WORK INSTRUCTIONS:
Would you copy each line of the data below that has "text"?
┌─ GIVEN DATA
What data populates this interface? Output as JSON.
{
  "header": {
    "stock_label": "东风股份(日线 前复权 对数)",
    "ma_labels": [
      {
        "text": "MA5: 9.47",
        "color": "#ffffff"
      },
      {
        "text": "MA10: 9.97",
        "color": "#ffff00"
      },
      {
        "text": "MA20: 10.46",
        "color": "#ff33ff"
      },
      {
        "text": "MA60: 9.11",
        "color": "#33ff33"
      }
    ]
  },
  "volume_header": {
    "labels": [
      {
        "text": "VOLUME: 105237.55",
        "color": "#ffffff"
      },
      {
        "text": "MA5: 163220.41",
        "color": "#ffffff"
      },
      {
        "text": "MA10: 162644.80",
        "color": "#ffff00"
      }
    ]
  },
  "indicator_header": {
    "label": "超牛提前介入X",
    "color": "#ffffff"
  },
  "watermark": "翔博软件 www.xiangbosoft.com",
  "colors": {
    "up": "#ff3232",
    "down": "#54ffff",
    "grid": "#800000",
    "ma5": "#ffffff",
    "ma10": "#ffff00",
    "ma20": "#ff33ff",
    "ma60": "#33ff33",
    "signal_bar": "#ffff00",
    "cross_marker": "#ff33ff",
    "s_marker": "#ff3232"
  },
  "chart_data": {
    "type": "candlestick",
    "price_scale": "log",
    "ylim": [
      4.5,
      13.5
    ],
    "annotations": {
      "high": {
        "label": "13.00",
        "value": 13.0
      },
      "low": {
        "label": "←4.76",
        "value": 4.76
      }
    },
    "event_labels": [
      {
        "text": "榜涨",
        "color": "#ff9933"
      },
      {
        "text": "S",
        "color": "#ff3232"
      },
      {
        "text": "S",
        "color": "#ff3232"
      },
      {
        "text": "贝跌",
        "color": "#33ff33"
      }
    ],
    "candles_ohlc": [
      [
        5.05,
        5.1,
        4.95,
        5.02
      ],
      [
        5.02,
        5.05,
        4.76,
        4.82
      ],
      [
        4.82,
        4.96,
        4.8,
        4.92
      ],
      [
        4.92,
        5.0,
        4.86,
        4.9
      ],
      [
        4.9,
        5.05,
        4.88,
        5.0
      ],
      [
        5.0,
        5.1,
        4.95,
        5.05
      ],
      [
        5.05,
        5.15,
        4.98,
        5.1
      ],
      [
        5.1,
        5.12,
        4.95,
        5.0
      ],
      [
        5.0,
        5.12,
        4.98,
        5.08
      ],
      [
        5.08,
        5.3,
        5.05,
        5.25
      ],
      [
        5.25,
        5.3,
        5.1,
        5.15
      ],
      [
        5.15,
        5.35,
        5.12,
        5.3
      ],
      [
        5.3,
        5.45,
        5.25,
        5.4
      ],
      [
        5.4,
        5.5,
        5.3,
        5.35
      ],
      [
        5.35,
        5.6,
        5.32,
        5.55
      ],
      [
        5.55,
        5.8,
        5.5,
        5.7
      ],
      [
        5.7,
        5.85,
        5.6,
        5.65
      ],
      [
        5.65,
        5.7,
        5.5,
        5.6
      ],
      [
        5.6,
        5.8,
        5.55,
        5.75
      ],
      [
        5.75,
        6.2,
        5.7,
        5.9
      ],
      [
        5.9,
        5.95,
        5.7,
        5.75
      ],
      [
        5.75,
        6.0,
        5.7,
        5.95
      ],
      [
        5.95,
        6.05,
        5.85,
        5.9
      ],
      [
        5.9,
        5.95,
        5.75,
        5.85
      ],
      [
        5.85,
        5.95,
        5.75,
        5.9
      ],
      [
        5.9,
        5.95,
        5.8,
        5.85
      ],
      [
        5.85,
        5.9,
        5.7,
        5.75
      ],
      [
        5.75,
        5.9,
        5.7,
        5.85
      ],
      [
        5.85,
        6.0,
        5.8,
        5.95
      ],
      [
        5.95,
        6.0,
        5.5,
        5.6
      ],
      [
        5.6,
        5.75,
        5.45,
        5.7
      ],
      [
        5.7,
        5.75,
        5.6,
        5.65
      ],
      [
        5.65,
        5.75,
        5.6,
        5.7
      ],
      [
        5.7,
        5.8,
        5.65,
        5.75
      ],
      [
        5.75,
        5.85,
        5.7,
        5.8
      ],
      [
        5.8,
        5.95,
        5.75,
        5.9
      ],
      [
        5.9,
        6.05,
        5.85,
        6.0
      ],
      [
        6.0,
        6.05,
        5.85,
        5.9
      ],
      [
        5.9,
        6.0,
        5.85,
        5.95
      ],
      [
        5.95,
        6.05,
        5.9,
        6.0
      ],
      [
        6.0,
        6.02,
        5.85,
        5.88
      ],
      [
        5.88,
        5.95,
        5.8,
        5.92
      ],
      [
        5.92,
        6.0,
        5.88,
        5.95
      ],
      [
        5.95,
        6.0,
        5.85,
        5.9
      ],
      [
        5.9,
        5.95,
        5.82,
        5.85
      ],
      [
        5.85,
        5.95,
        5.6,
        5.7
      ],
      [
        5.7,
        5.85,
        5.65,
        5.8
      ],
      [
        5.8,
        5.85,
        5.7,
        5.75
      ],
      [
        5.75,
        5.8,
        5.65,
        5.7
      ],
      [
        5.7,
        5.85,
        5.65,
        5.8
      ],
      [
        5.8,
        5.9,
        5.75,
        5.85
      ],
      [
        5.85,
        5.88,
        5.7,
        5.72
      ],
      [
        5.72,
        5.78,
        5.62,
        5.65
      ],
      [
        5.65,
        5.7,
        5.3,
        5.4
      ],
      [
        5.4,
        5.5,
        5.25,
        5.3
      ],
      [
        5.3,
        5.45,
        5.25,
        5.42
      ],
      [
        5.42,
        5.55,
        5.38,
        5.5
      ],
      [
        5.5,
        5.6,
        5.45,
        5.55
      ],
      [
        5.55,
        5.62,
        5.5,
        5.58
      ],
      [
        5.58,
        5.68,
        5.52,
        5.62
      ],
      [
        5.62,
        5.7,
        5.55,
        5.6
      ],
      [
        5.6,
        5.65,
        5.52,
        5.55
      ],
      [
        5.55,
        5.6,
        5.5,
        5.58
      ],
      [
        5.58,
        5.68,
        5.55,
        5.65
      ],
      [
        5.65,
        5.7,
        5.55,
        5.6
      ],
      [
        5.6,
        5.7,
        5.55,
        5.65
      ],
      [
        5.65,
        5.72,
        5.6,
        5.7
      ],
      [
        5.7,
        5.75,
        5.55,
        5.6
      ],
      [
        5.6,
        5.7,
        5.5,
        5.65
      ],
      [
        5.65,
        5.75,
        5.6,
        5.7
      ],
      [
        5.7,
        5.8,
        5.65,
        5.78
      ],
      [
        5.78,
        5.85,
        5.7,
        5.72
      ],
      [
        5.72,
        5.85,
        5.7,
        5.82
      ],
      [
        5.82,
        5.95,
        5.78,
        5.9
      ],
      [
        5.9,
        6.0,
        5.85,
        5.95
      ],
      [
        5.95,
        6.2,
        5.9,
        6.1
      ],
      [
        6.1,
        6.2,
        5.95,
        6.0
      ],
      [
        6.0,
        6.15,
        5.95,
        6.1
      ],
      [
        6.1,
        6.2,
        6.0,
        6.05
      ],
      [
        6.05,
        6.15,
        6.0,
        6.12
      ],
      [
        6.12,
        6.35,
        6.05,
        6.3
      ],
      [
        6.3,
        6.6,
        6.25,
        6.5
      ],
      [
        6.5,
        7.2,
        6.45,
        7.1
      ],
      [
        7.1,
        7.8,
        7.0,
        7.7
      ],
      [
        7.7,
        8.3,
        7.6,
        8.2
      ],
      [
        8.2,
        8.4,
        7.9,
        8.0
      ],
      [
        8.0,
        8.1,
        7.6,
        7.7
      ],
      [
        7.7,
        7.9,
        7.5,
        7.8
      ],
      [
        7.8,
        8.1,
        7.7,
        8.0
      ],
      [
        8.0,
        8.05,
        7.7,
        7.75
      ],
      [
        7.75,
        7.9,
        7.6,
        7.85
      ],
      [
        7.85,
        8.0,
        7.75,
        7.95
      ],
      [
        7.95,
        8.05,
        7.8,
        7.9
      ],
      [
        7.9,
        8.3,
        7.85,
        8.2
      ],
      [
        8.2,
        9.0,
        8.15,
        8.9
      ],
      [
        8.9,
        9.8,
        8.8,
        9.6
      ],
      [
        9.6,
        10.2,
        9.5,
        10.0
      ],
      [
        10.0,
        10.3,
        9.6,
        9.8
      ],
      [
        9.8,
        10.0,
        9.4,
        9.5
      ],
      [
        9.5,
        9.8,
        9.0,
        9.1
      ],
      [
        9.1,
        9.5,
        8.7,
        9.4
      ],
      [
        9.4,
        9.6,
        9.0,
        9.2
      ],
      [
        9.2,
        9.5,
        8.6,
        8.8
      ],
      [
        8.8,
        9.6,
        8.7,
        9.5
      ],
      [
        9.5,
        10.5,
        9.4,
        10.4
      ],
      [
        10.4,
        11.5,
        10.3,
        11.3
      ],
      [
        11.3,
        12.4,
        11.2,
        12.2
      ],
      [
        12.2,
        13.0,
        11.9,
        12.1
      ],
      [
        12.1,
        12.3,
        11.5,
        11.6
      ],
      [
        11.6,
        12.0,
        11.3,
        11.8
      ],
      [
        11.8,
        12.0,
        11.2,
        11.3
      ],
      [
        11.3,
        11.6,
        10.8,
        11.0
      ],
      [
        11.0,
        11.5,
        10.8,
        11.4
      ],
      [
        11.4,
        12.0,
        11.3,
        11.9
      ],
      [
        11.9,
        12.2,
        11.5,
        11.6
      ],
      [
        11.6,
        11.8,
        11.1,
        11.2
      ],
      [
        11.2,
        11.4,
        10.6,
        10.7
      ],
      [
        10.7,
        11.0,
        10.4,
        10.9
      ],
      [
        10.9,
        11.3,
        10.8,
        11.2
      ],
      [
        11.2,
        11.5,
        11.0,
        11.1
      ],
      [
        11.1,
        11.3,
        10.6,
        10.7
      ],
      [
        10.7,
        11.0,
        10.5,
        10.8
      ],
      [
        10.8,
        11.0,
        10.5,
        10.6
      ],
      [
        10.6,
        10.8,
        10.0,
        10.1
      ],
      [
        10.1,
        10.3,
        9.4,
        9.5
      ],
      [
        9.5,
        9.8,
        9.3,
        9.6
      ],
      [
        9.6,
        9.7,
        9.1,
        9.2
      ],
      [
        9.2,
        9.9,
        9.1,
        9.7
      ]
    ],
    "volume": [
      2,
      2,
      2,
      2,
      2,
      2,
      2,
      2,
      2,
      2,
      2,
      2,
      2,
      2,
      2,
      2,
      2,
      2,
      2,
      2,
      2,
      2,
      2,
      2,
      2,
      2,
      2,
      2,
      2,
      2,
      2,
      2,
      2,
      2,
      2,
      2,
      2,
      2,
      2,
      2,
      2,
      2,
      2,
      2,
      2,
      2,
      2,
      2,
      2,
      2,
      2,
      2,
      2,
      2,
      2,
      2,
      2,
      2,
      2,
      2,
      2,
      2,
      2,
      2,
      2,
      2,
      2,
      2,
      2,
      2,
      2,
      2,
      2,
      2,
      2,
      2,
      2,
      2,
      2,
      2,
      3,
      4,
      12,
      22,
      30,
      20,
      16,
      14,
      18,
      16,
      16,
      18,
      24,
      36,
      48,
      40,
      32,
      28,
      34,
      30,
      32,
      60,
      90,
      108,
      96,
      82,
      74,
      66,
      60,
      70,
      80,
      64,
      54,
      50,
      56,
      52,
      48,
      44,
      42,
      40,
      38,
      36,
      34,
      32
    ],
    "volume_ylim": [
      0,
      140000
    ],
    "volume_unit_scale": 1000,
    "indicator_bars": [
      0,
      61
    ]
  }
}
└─
FINAL ANSWER:
        "text": "MA5: 9.47",
        "text": "MA10: 9.97",
        "text": "MA20: 10.46",
        "text": "MA60: 9.11",
        "text": "VOLUME: 105237.55",
        "text": "MA5: 163220.41",
        "text": "MA10: 162644.80",
        "text": "榜涨",
        "text": "S",
        "text": "S",
        "text": "贝跌",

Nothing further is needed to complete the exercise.